Cardiovascular disease is the leading cause of morbidity and mortality in the Western world. There is compelling evidence incriminating oxidative stress in the pathogenesis of the atherosclerotic lesion. Several lines of evidence suggest that antioxidants, especially α-tocopherol, have potential beneficial effects with regard to cardiovascular disease. In vitro, α-tocopherol has been shown to inhibit platelet adhesion and aggregation and smooth muscle cell proliferation, exert anti-inflammatory effects on monocytes, and improve endothelial function. Also, supplementation with α-tocopherol has been shown to decrease lipid peroxidation, platelet aggregation, and pro-inflammatory activity of monocytes. However, clinical trials with α-tocopherol supplementation to date have been equivocal.
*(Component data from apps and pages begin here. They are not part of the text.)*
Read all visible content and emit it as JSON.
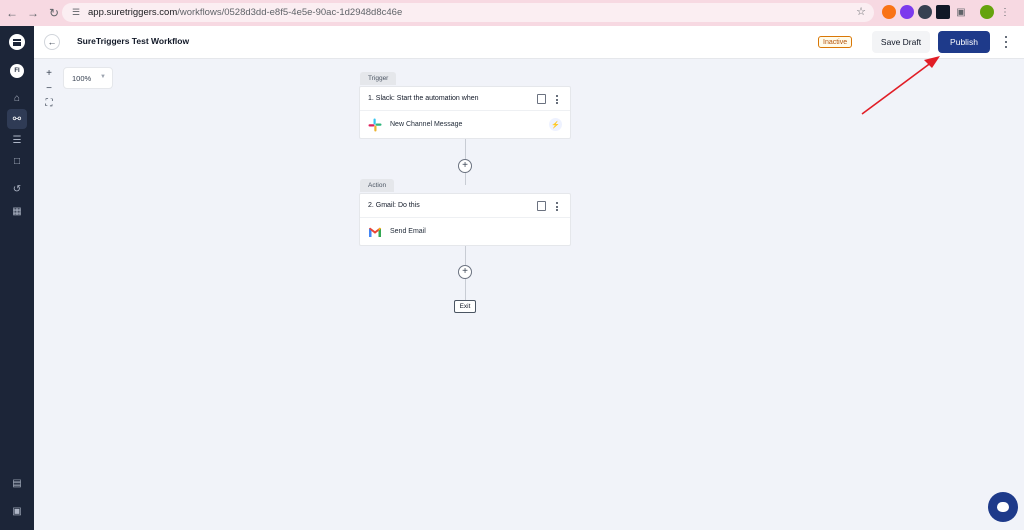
{
  "browser": {
    "url_host": "app.suretriggers.com",
    "url_path": "/workflows/0528d3dd-e8f5-4e5e-90ac-1d2948d8c46e"
  },
  "sidebar": {
    "avatar_initials": "FI"
  },
  "header": {
    "title": "SureTriggers Test Workflow",
    "status": "Inactive",
    "save_draft_label": "Save Draft",
    "publish_label": "Publish"
  },
  "canvas": {
    "zoom_level": "100%",
    "zoom_in_symbol": "+",
    "zoom_out_symbol": "−"
  },
  "trigger": {
    "tag": "Trigger",
    "title": "1. Slack: Start the automation when",
    "action": "New Channel Message",
    "icon": "slack-icon"
  },
  "action": {
    "tag": "Action",
    "title": "2. Gmail: Do this",
    "action": "Send Email",
    "icon": "gmail-icon"
  },
  "flow": {
    "add_symbol": "+",
    "exit_label": "Exit"
  },
  "colors": {
    "primary": "#1e3a8a",
    "sidebar": "#1c2538",
    "inactive_badge": "#d97706",
    "annotation_arrow": "#e11d26"
  }
}
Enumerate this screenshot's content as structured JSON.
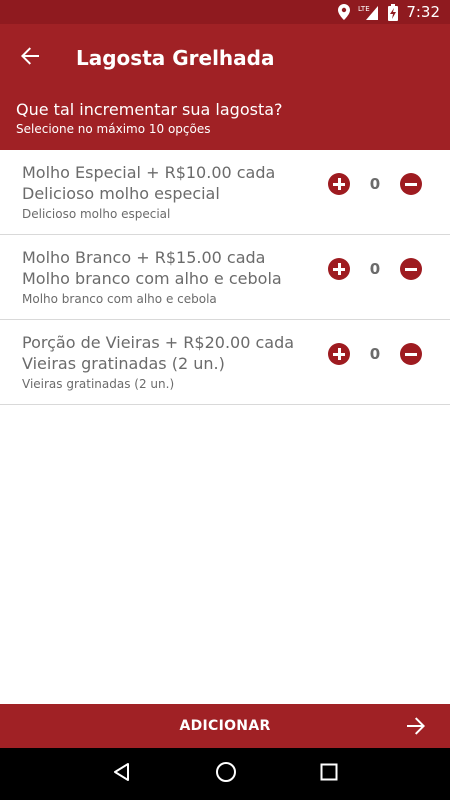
{
  "status_bar": {
    "time": "7:32",
    "network_label": "LTE",
    "icons": [
      "location-icon",
      "signal-icon",
      "battery-charging-icon"
    ]
  },
  "app_bar": {
    "title": "Lagosta Grelhada",
    "back_icon": "arrow-back-icon"
  },
  "header": {
    "title": "Que tal incrementar sua lagosta?",
    "subtitle": "Selecione no máximo 10 opções"
  },
  "options": [
    {
      "title_line": "Molho Especial + R$10.00 cada",
      "subtitle_line": "Delicioso molho especial",
      "description": "Delicioso molho especial",
      "quantity": "0"
    },
    {
      "title_line": "Molho Branco + R$15.00 cada",
      "subtitle_line": "Molho branco com alho e cebola",
      "description": "Molho branco com alho e cebola",
      "quantity": "0"
    },
    {
      "title_line": "Porção de Vieiras + R$20.00 cada",
      "subtitle_line": "Vieiras gratinadas (2 un.)",
      "description": "Vieiras gratinadas (2 un.)",
      "quantity": "0"
    }
  ],
  "footer": {
    "add_label": "ADICIONAR",
    "arrow_icon": "arrow-forward-icon"
  },
  "nav_bar": {
    "icons": [
      "back-triangle-icon",
      "home-circle-icon",
      "recents-square-icon"
    ]
  },
  "colors": {
    "primary": "#a02125",
    "status_bar": "#8f1a1f",
    "button": "#9e1b20",
    "text_secondary": "#6b6b6b"
  }
}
Thus, although mounting in vitro evidence and animal models provide a sound scientific basis for α-tocopherol supplementation, further clinical trials are required before a definitive recommendation can be made with respect to the primary and secondary prevention of heart disease.
|Original language||English (US)|
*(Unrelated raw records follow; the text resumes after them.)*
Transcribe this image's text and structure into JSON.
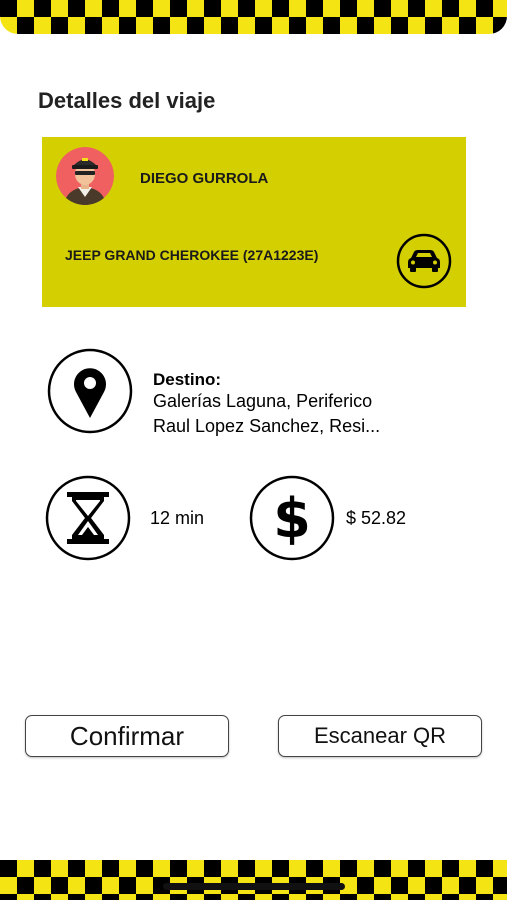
{
  "page": {
    "title": "Detalles del viaje"
  },
  "driver": {
    "name": "DIEGO GURROLA",
    "vehicle": "JEEP GRAND CHEROKEE (27A1223E)",
    "avatar_icon": "taxi-driver-avatar",
    "car_icon": "car-icon"
  },
  "destination": {
    "label": "Destino:",
    "line1": "Galerías Laguna, Periferico",
    "line2": "Raul Lopez Sanchez, Resi...",
    "icon": "location-pin-icon"
  },
  "trip": {
    "duration": "12 min",
    "duration_icon": "hourglass-icon",
    "price": "$ 52.82",
    "price_icon": "dollar-icon"
  },
  "actions": {
    "confirm": "Confirmar",
    "scan_qr": "Escanear QR"
  },
  "colors": {
    "card": "#d4cf00",
    "checker_yellow": "#f4e414",
    "checker_black": "#000000"
  }
}
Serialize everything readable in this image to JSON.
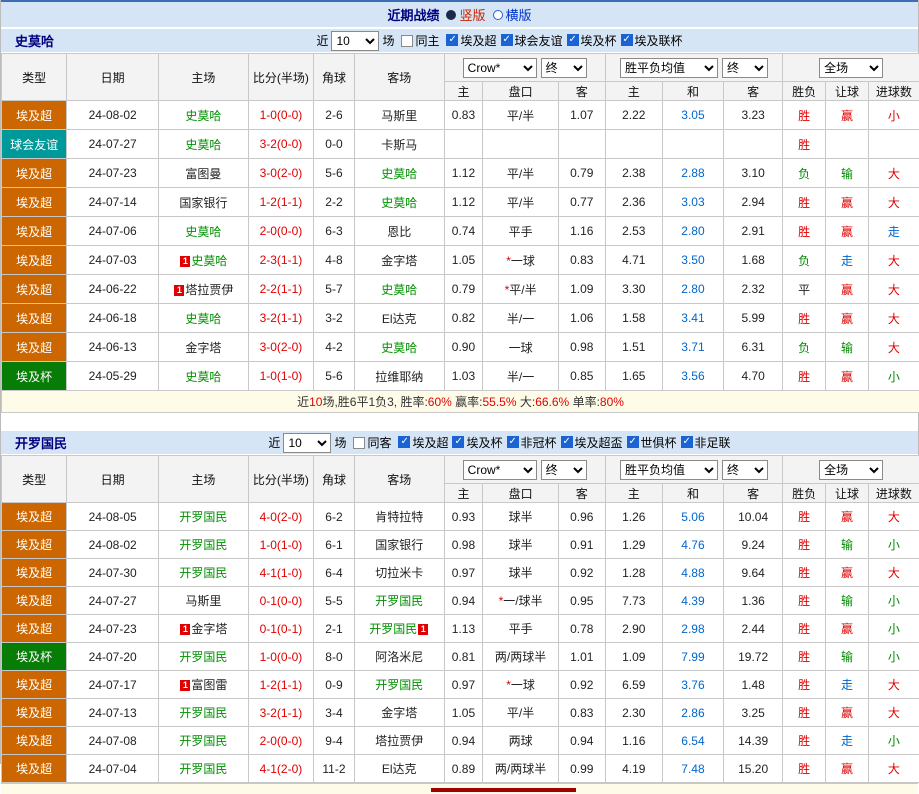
{
  "topbar": {
    "title": "近期战绩",
    "vertical": "竖版",
    "horizontal": "横版"
  },
  "table_headers": {
    "league": "类型",
    "date": "日期",
    "home": "主场",
    "score": "比分(半场)",
    "corner": "角球",
    "away": "客场",
    "company": "Crow*",
    "final1": "终",
    "europe": "胜平负均值",
    "final2": "终",
    "scope": "全场",
    "sub": [
      "主",
      "盘口",
      "客",
      "主",
      "和",
      "客",
      "胜负",
      "让球",
      "进球数"
    ]
  },
  "colors": {
    "accent_blue": "#1a63d4",
    "win_red": "#e00000",
    "lose_green": "#008a00",
    "push_blue": "#0066cc",
    "league_super": "#cc6600",
    "league_friendly": "#009999",
    "league_cup": "#077d07"
  },
  "sections": [
    {
      "team": "史莫哈",
      "filter": {
        "near": "近",
        "count": "10",
        "unit": "场",
        "same": "同主",
        "same_checked": false,
        "leagues": [
          {
            "label": "埃及超",
            "checked": true
          },
          {
            "label": "球会友谊",
            "checked": true
          },
          {
            "label": "埃及杯",
            "checked": true
          },
          {
            "label": "埃及联杯",
            "checked": true
          }
        ]
      },
      "rows": [
        {
          "lg": "埃及超",
          "lgc": "super",
          "date": "24-08-02",
          "home": "史莫哈",
          "ht": true,
          "score": "1-0(0-0)",
          "cor": "2-6",
          "away": "马斯里",
          "at": false,
          "a1": "0.83",
          "hc": "平/半",
          "a2": "1.07",
          "e1": "2.22",
          "e2": "3.05",
          "e3": "3.23",
          "r1": "胜",
          "c1": "r",
          "r2": "赢",
          "c2": "r",
          "r3": "小",
          "c3": "r"
        },
        {
          "lg": "球会友谊",
          "lgc": "friendly",
          "date": "24-07-27",
          "home": "史莫哈",
          "ht": true,
          "score": "3-2(0-0)",
          "cor": "0-0",
          "away": "卡斯马",
          "at": false,
          "a1": "",
          "hc": "",
          "a2": "",
          "e1": "",
          "e2": "",
          "e3": "",
          "r1": "胜",
          "c1": "r",
          "r2": "",
          "c2": "",
          "r3": "",
          "c3": ""
        },
        {
          "lg": "埃及超",
          "lgc": "super",
          "date": "24-07-23",
          "home": "富图曼",
          "ht": false,
          "score": "3-0(2-0)",
          "cor": "5-6",
          "away": "史莫哈",
          "at": true,
          "a1": "1.12",
          "hc": "平/半",
          "a2": "0.79",
          "e1": "2.38",
          "e2": "2.88",
          "e3": "3.10",
          "r1": "负",
          "c1": "g",
          "r2": "输",
          "c2": "g",
          "r3": "大",
          "c3": "r"
        },
        {
          "lg": "埃及超",
          "lgc": "super",
          "date": "24-07-14",
          "home": "国家银行",
          "ht": false,
          "score": "1-2(1-1)",
          "cor": "2-2",
          "away": "史莫哈",
          "at": true,
          "a1": "1.12",
          "hc": "平/半",
          "a2": "0.77",
          "e1": "2.36",
          "e2": "3.03",
          "e3": "2.94",
          "r1": "胜",
          "c1": "r",
          "r2": "赢",
          "c2": "r",
          "r3": "大",
          "c3": "r"
        },
        {
          "lg": "埃及超",
          "lgc": "super",
          "date": "24-07-06",
          "home": "史莫哈",
          "ht": true,
          "score": "2-0(0-0)",
          "cor": "6-3",
          "away": "恩比",
          "at": false,
          "a1": "0.74",
          "hc": "平手",
          "a2": "1.16",
          "e1": "2.53",
          "e2": "2.80",
          "e3": "2.91",
          "r1": "胜",
          "c1": "r",
          "r2": "赢",
          "c2": "r",
          "r3": "走",
          "c3": "b"
        },
        {
          "lg": "埃及超",
          "lgc": "super",
          "date": "24-07-03",
          "hb": "1",
          "home": "史莫哈",
          "ht": true,
          "score": "2-3(1-1)",
          "cor": "4-8",
          "away": "金字塔",
          "at": false,
          "a1": "1.05",
          "star": true,
          "hc": "一球",
          "a2": "0.83",
          "e1": "4.71",
          "e2": "3.50",
          "e3": "1.68",
          "r1": "负",
          "c1": "g",
          "r2": "走",
          "c2": "b",
          "r3": "大",
          "c3": "r"
        },
        {
          "lg": "埃及超",
          "lgc": "super",
          "date": "24-06-22",
          "hb": "1",
          "home": "塔拉贾伊",
          "ht": false,
          "score": "2-2(1-1)",
          "cor": "5-7",
          "away": "史莫哈",
          "at": true,
          "a1": "0.79",
          "star": true,
          "hc": "平/半",
          "a2": "1.09",
          "e1": "3.30",
          "e2": "2.80",
          "e3": "2.32",
          "r1": "平",
          "c1": "k",
          "r2": "赢",
          "c2": "r",
          "r3": "大",
          "c3": "r"
        },
        {
          "lg": "埃及超",
          "lgc": "super",
          "date": "24-06-18",
          "home": "史莫哈",
          "ht": true,
          "score": "3-2(1-1)",
          "cor": "3-2",
          "away": "El达克",
          "at": false,
          "a1": "0.82",
          "hc": "半/一",
          "a2": "1.06",
          "e1": "1.58",
          "e2": "3.41",
          "e3": "5.99",
          "r1": "胜",
          "c1": "r",
          "r2": "赢",
          "c2": "r",
          "r3": "大",
          "c3": "r"
        },
        {
          "lg": "埃及超",
          "lgc": "super",
          "date": "24-06-13",
          "home": "金字塔",
          "ht": false,
          "score": "3-0(2-0)",
          "cor": "4-2",
          "away": "史莫哈",
          "at": true,
          "a1": "0.90",
          "hc": "一球",
          "a2": "0.98",
          "e1": "1.51",
          "e2": "3.71",
          "e3": "6.31",
          "r1": "负",
          "c1": "g",
          "r2": "输",
          "c2": "g",
          "r3": "大",
          "c3": "r"
        },
        {
          "lg": "埃及杯",
          "lgc": "cup",
          "date": "24-05-29",
          "home": "史莫哈",
          "ht": true,
          "score": "1-0(1-0)",
          "cor": "5-6",
          "away": "拉维耶纳",
          "at": false,
          "a1": "1.03",
          "hc": "半/一",
          "a2": "0.85",
          "e1": "1.65",
          "e2": "3.56",
          "e3": "4.70",
          "r1": "胜",
          "c1": "r",
          "r2": "赢",
          "c2": "r",
          "r3": "小",
          "c3": "g"
        }
      ],
      "summary": [
        {
          "t": "近"
        },
        {
          "t": "10",
          "c": "r"
        },
        {
          "t": "场,胜6平1负3, 胜率:"
        },
        {
          "t": "60%",
          "c": "r"
        },
        {
          "t": " 赢率:"
        },
        {
          "t": "55.5%",
          "c": "r"
        },
        {
          "t": " 大:"
        },
        {
          "t": "66.6%",
          "c": "r"
        },
        {
          "t": " 单率:"
        },
        {
          "t": "80%",
          "c": "r"
        }
      ]
    },
    {
      "team": "开罗国民",
      "filter": {
        "near": "近",
        "count": "10",
        "unit": "场",
        "same": "同客",
        "same_checked": false,
        "leagues": [
          {
            "label": "埃及超",
            "checked": true
          },
          {
            "label": "埃及杯",
            "checked": true
          },
          {
            "label": "非冠杯",
            "checked": true
          },
          {
            "label": "埃及超盃",
            "checked": true
          },
          {
            "label": "世俱杯",
            "checked": true
          },
          {
            "label": "非足联",
            "checked": true
          }
        ]
      },
      "rows": [
        {
          "lg": "埃及超",
          "lgc": "super",
          "date": "24-08-05",
          "home": "开罗国民",
          "ht": true,
          "score": "4-0(2-0)",
          "cor": "6-2",
          "away": "肯特拉特",
          "at": false,
          "a1": "0.93",
          "hc": "球半",
          "a2": "0.96",
          "e1": "1.26",
          "e2": "5.06",
          "e3": "10.04",
          "r1": "胜",
          "c1": "r",
          "r2": "赢",
          "c2": "r",
          "r3": "大",
          "c3": "r"
        },
        {
          "lg": "埃及超",
          "lgc": "super",
          "date": "24-08-02",
          "home": "开罗国民",
          "ht": true,
          "score": "1-0(1-0)",
          "cor": "6-1",
          "away": "国家银行",
          "at": false,
          "a1": "0.98",
          "hc": "球半",
          "a2": "0.91",
          "e1": "1.29",
          "e2": "4.76",
          "e3": "9.24",
          "r1": "胜",
          "c1": "r",
          "r2": "输",
          "c2": "g",
          "r3": "小",
          "c3": "g"
        },
        {
          "lg": "埃及超",
          "lgc": "super",
          "date": "24-07-30",
          "home": "开罗国民",
          "ht": true,
          "score": "4-1(1-0)",
          "cor": "6-4",
          "away": "切拉米卡",
          "at": false,
          "a1": "0.97",
          "hc": "球半",
          "a2": "0.92",
          "e1": "1.28",
          "e2": "4.88",
          "e3": "9.64",
          "r1": "胜",
          "c1": "r",
          "r2": "赢",
          "c2": "r",
          "r3": "大",
          "c3": "r"
        },
        {
          "lg": "埃及超",
          "lgc": "super",
          "date": "24-07-27",
          "home": "马斯里",
          "ht": false,
          "score": "0-1(0-0)",
          "cor": "5-5",
          "away": "开罗国民",
          "at": true,
          "a1": "0.94",
          "star": true,
          "hc": "一/球半",
          "a2": "0.95",
          "e1": "7.73",
          "e2": "4.39",
          "e3": "1.36",
          "r1": "胜",
          "c1": "r",
          "r2": "输",
          "c2": "g",
          "r3": "小",
          "c3": "g"
        },
        {
          "lg": "埃及超",
          "lgc": "super",
          "date": "24-07-23",
          "hb": "1",
          "home": "金字塔",
          "ht": false,
          "score": "0-1(0-1)",
          "cor": "2-1",
          "away": "开罗国民",
          "at": true,
          "ab2": "1",
          "a1": "1.13",
          "hc": "平手",
          "a2": "0.78",
          "e1": "2.90",
          "e2": "2.98",
          "e3": "2.44",
          "r1": "胜",
          "c1": "r",
          "r2": "赢",
          "c2": "r",
          "r3": "小",
          "c3": "g"
        },
        {
          "lg": "埃及杯",
          "lgc": "cup",
          "date": "24-07-20",
          "home": "开罗国民",
          "ht": true,
          "score": "1-0(0-0)",
          "cor": "8-0",
          "away": "阿洛米尼",
          "at": false,
          "a1": "0.81",
          "hc": "两/两球半",
          "a2": "1.01",
          "e1": "1.09",
          "e2": "7.99",
          "e3": "19.72",
          "r1": "胜",
          "c1": "r",
          "r2": "输",
          "c2": "g",
          "r3": "小",
          "c3": "g"
        },
        {
          "lg": "埃及超",
          "lgc": "super",
          "date": "24-07-17",
          "hb": "1",
          "home": "富图雷",
          "ht": false,
          "score": "1-2(1-1)",
          "cor": "0-9",
          "away": "开罗国民",
          "at": true,
          "a1": "0.97",
          "star": true,
          "hc": "一球",
          "a2": "0.92",
          "e1": "6.59",
          "e2": "3.76",
          "e3": "1.48",
          "r1": "胜",
          "c1": "r",
          "r2": "走",
          "c2": "b",
          "r3": "大",
          "c3": "r"
        },
        {
          "lg": "埃及超",
          "lgc": "super",
          "date": "24-07-13",
          "home": "开罗国民",
          "ht": true,
          "score": "3-2(1-1)",
          "cor": "3-4",
          "away": "金字塔",
          "at": false,
          "a1": "1.05",
          "hc": "平/半",
          "a2": "0.83",
          "e1": "2.30",
          "e2": "2.86",
          "e3": "3.25",
          "r1": "胜",
          "c1": "r",
          "r2": "赢",
          "c2": "r",
          "r3": "大",
          "c3": "r"
        },
        {
          "lg": "埃及超",
          "lgc": "super",
          "date": "24-07-08",
          "home": "开罗国民",
          "ht": true,
          "score": "2-0(0-0)",
          "cor": "9-4",
          "away": "塔拉贾伊",
          "at": false,
          "a1": "0.94",
          "hc": "两球",
          "a2": "0.94",
          "e1": "1.16",
          "e2": "6.54",
          "e3": "14.39",
          "r1": "胜",
          "c1": "r",
          "r2": "走",
          "c2": "b",
          "r3": "小",
          "c3": "g"
        },
        {
          "lg": "埃及超",
          "lgc": "super",
          "date": "24-07-04",
          "home": "开罗国民",
          "ht": true,
          "score": "4-1(2-0)",
          "cor": "11-2",
          "away": "El达克",
          "at": false,
          "a1": "0.89",
          "hc": "两/两球半",
          "a2": "0.99",
          "e1": "4.19",
          "e2": "7.48",
          "e3": "15.20",
          "r1": "胜",
          "c1": "r",
          "r2": "赢",
          "c2": "r",
          "r3": "大",
          "c3": "r"
        }
      ]
    }
  ]
}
|Number of pages||8|
|Journal||Proceedings of the Society for Experimental Biology and Medicine|
|State||Published - 2001|
- Oxidative stress
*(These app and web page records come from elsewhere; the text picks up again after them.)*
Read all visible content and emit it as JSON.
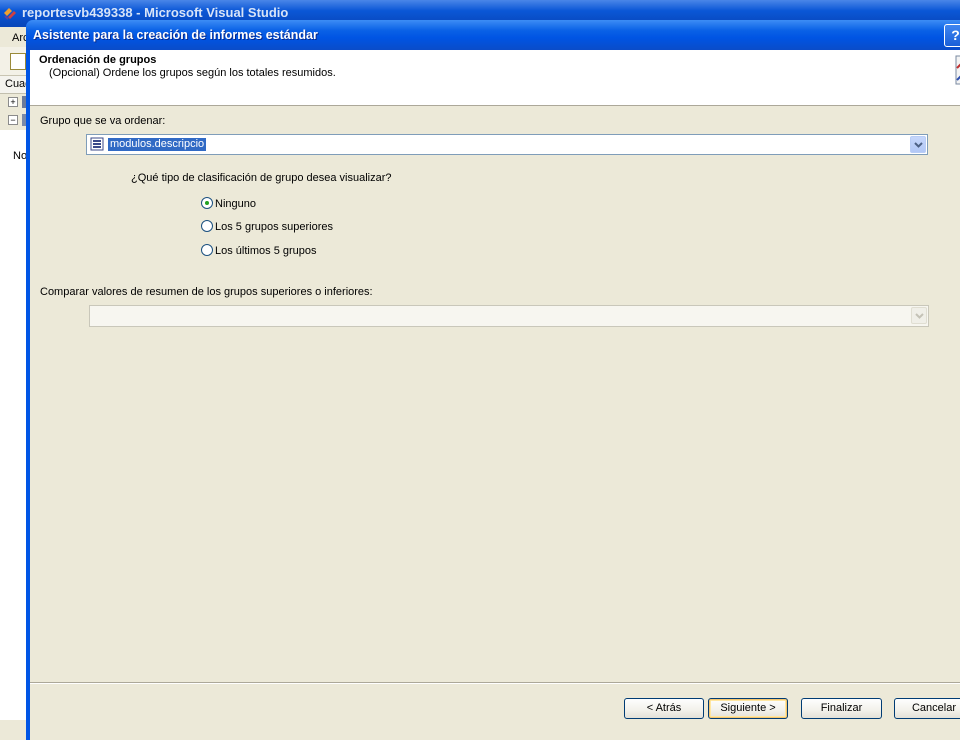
{
  "vs_window": {
    "title": "reportesvb439338 - Microsoft Visual Studio",
    "menu_partial": "Arc",
    "panel_partial": "Cuad",
    "body_partial": "No"
  },
  "dialog": {
    "title": "Asistente para la creación de informes estándar",
    "help_label": "?",
    "header": {
      "title": "Ordenación de grupos",
      "subtitle": "(Opcional) Ordene los grupos según los totales resumidos."
    },
    "group_label": "Grupo que se va ordenar:",
    "group_combo_value": "modulos.descripcio",
    "sort_question": "¿Qué tipo de clasificación de grupo desea visualizar?",
    "radio_options": [
      {
        "label": "Ninguno",
        "selected": true
      },
      {
        "label": "Los 5 grupos superiores",
        "selected": false
      },
      {
        "label": "Los últimos 5 grupos",
        "selected": false
      }
    ],
    "compare_label": "Comparar valores de resumen de los grupos superiores o inferiores:",
    "compare_combo_value": "",
    "buttons": {
      "back": "< Atrás",
      "next": "Siguiente >",
      "finish": "Finalizar",
      "cancel": "Cancelar"
    }
  },
  "colors": {
    "title_bar": "#0054e3",
    "selection": "#316ac5",
    "dialog_bg": "#ece9d8",
    "radio_dot": "#21a121"
  },
  "icons": [
    "vs-app-icon",
    "field-icon",
    "chevron-down-icon",
    "help-icon",
    "wizard-header-icon"
  ]
}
ASJC Scopus subject areas
- Biochemistry, Genetics and Molecular Biology(all)